CMPXCHG16B is not always available on 64-bit x86 platforms, so 16-byte
naturally aligned atomics are not inlineable. The support functions for
such atomics are free to use lock-free implementation if the instruction
is available on specific platforms.
Except that it is available on almost all 64-bit x86 platforms. As far as I
know, only 2004 era AMD processors didn't have it; all Intel 64-bit cpus have
Further, gcc will most certainly make use of it when one specifies any
command-line option that enables it, such as -march=native.
Therefore we must specify that for x86_64, 16-byte objects are non-locking on
cpus that support cmpxchg16b.
However, if a compiler inlines an atomic operation on an _Atomic long
double object and uses the new lock-free instructions, it could break
the compatibility if the library implementation is still non-lock-free.
So such compiler change must be accompanied by a library change, and
the ABI must be updated as well.
The tie between gcc version and libgcc.so version is tight; I see no reason
that the libatomic.so version should not also be tight with the compiler version.
It is sufficient that libatomic use atomic instructions when they are
available. If a new processor comes out with new capabilities, the compiler
and runtime are upgraded in lock-step.
How that is selected is beyond the ABI but possible solutions are
(1) ld.so search path, based on processor capabilities,
(2) ifunc (or workalike) where the function is selected at startup,
(3) explicit runtime test within the relevant functions.
All solutions expose the same function interface so the function call ABI is
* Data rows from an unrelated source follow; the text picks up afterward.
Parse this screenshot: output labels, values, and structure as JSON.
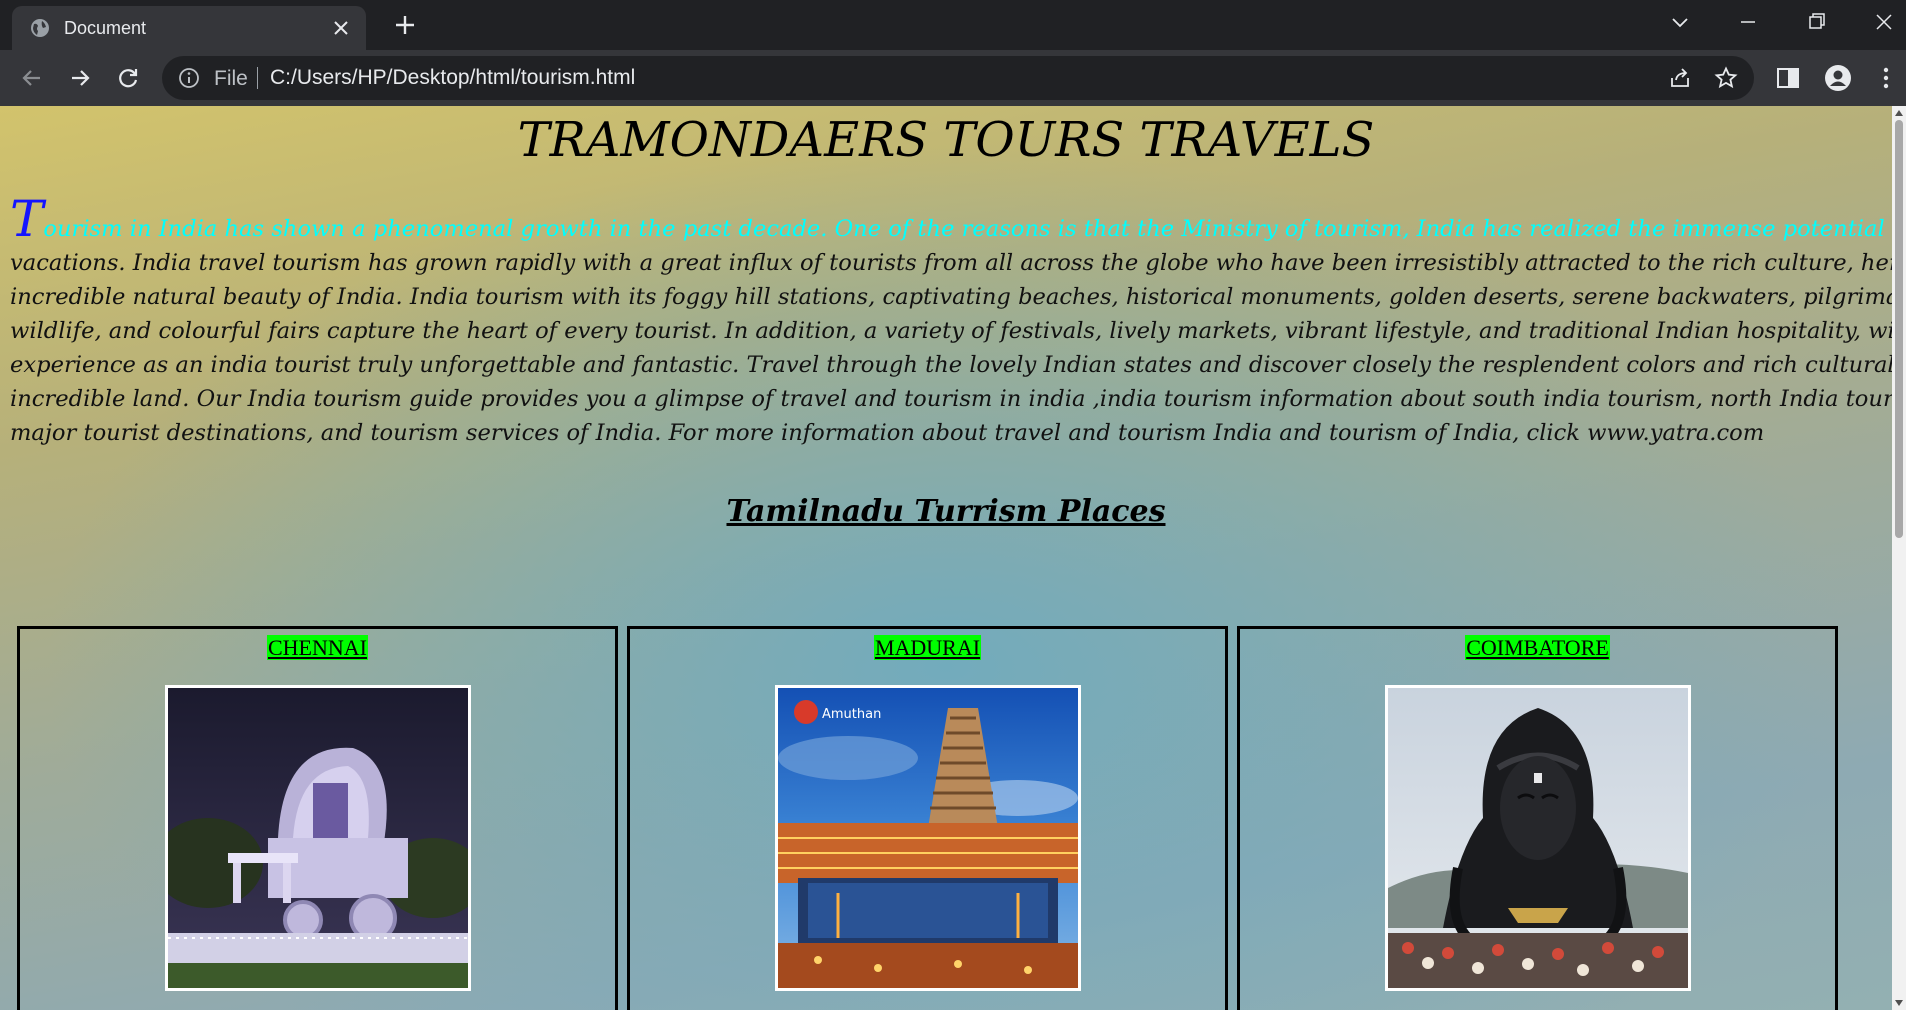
{
  "browser": {
    "tab_title": "Document",
    "file_label": "File",
    "url": "C:/Users/HP/Desktop/html/tourism.html"
  },
  "page": {
    "title": "TRAMONDAERS TOURS TRAVELS",
    "intro": {
      "drop_cap": "T",
      "highlight_text": "ourism in India has shown a phenomenal growth in the past decade. One of the reasons is that the Ministry of tourism, India has realized the immense potential of tourism in India during",
      "lines": [
        "vacations. India travel tourism has grown rapidly with a great influx of tourists from all across the globe who have been irresistibly attracted to the rich culture, heritage, and",
        "incredible natural beauty of India. India tourism with its foggy hill stations, captivating beaches, historical monuments, golden deserts, serene backwaters, pilgrimage sites, rich",
        "wildlife, and colourful fairs capture the heart of every tourist. In addition, a variety of festivals, lively markets, vibrant lifestyle, and traditional Indian hospitality, will make your",
        "experience as an india tourist truly unforgettable and fantastic. Travel through the lovely Indian states and discover closely the resplendent colors and rich cultural locales of this",
        "incredible land. Our India tourism guide provides you a glimpse of travel and tourism in india ,india tourism information about south india tourism, north India tourism, and all the",
        "major tourist destinations, and tourism services of India. For more information about travel and tourism India and tourism of India, click www.yatra.com"
      ]
    },
    "subtitle": "Tamilnadu Turrism Places",
    "places": [
      {
        "name": "CHENNAI",
        "photo_icon": "chennai-monument-photo"
      },
      {
        "name": "MADURAI",
        "photo_icon": "madurai-temple-photo",
        "watermark": "Amuthan"
      },
      {
        "name": "COIMBATORE",
        "photo_icon": "coimbatore-adiyogi-photo"
      }
    ]
  },
  "colors": {
    "highlight_text": "#00ffff",
    "drop_cap": "#1414ff",
    "place_label_bg": "#00ff00"
  }
}
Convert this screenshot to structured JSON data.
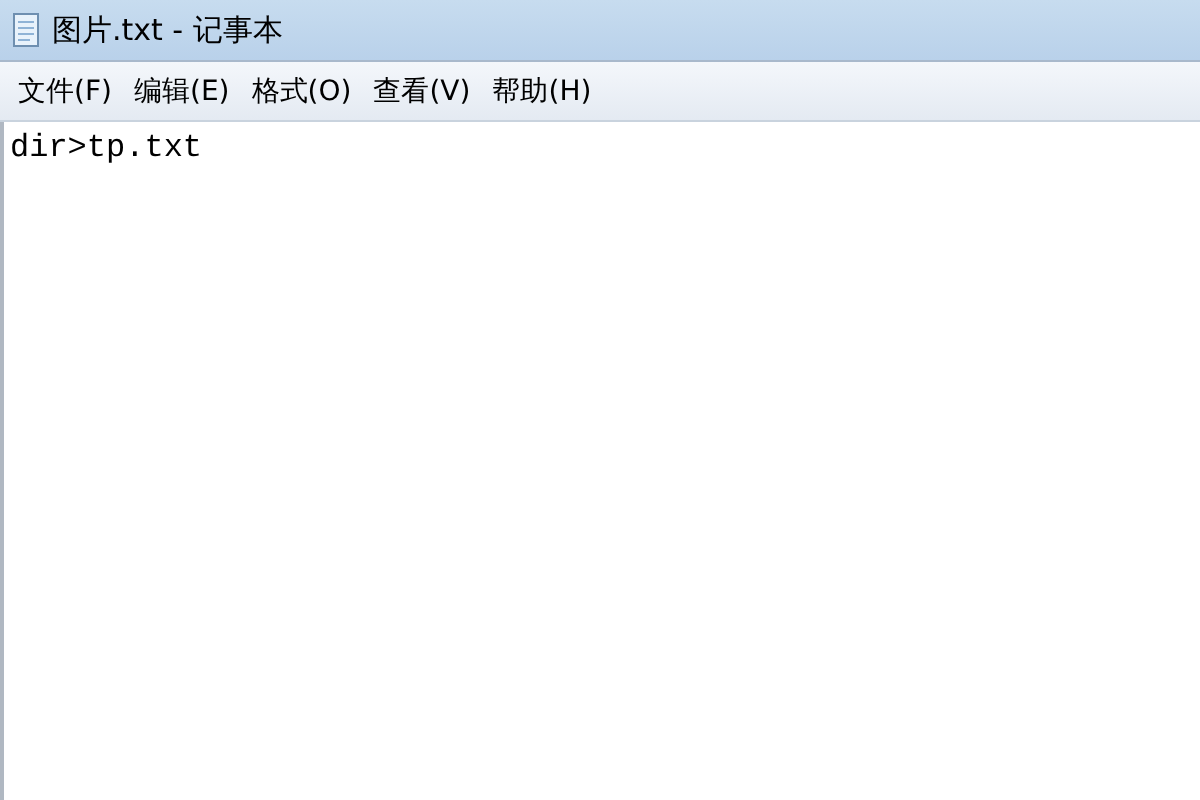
{
  "window": {
    "title": "图片.txt - 记事本"
  },
  "menu": [
    {
      "label": "文件(F)"
    },
    {
      "label": "编辑(E)"
    },
    {
      "label": "格式(O)"
    },
    {
      "label": "查看(V)"
    },
    {
      "label": "帮助(H)"
    }
  ],
  "editor": {
    "value": "dir>tp.txt"
  }
}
_Bool __atomic_is_lock_free (size_t size, void *object);
Returns whether the object pointed to by object is lock-free.
The function assumes that the size of the object is size. If object
is NULL then the function assumes that object is aligned on an
The actual code change is completely within libstdc++, but it affects the
description of the libatomic function.
C++ requires that is_lock_free return the same result for all objects of a
given type. Whereas __atomic_is_lock_free, with a non-null object, determines
if we will implement lock free for a *specific* object, using the specific
Rather than break the ABI and add a different function that passes the type
alignment, the solution we hit upon was to pass a "fake", minimally aligned
pointer as the object parameter: (void *)(uintptr_t)-__alignof(type).
The final component of the ABI that you've forgotten to specify, if you want
full compatibility of linked binaries, is symbol versioning.
We have had two ABI additions since the original release. See